*What you will do:* Within these entries, how many lines contain the word "icon"? Answer with the number alone.

········

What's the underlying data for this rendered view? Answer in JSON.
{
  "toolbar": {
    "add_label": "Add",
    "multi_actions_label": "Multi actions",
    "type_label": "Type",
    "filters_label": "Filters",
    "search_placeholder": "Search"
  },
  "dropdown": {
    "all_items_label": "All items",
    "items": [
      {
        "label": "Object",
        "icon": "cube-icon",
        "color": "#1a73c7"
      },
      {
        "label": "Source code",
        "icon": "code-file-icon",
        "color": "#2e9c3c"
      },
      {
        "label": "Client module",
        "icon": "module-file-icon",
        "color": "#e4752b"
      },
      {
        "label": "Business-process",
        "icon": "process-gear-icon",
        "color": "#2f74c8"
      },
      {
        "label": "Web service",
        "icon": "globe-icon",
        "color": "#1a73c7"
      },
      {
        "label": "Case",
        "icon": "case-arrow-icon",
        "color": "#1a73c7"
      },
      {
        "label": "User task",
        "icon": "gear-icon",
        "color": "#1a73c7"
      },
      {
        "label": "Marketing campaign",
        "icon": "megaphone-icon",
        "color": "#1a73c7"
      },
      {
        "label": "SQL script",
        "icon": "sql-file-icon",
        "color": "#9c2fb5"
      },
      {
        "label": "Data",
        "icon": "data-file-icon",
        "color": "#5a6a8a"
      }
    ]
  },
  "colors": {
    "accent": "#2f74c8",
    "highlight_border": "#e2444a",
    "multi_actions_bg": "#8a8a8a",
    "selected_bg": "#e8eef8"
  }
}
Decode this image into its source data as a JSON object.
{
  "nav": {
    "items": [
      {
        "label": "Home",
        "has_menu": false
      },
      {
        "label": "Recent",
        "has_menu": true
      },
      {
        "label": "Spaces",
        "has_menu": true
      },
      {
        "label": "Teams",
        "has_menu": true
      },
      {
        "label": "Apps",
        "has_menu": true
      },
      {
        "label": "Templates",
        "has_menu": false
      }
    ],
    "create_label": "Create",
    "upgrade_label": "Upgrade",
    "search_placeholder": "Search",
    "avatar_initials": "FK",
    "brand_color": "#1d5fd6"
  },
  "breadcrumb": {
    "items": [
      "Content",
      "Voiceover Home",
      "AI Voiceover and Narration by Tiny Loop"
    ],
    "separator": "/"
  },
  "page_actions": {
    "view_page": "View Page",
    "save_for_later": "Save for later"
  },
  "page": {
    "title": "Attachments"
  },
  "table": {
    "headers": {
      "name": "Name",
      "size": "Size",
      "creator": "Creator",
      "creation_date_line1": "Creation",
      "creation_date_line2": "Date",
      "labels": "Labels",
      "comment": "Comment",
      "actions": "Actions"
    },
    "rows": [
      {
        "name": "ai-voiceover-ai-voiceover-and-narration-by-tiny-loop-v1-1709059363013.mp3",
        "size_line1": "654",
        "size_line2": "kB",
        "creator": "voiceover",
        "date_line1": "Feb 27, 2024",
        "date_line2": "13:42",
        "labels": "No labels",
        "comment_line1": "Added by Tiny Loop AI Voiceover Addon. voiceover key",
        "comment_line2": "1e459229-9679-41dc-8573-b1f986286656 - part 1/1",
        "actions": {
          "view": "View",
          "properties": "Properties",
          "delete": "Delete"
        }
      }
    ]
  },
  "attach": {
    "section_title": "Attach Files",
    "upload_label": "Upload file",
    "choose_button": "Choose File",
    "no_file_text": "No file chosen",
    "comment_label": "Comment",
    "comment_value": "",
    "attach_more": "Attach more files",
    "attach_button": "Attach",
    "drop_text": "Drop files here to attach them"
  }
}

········

*Result for this exercise:* 10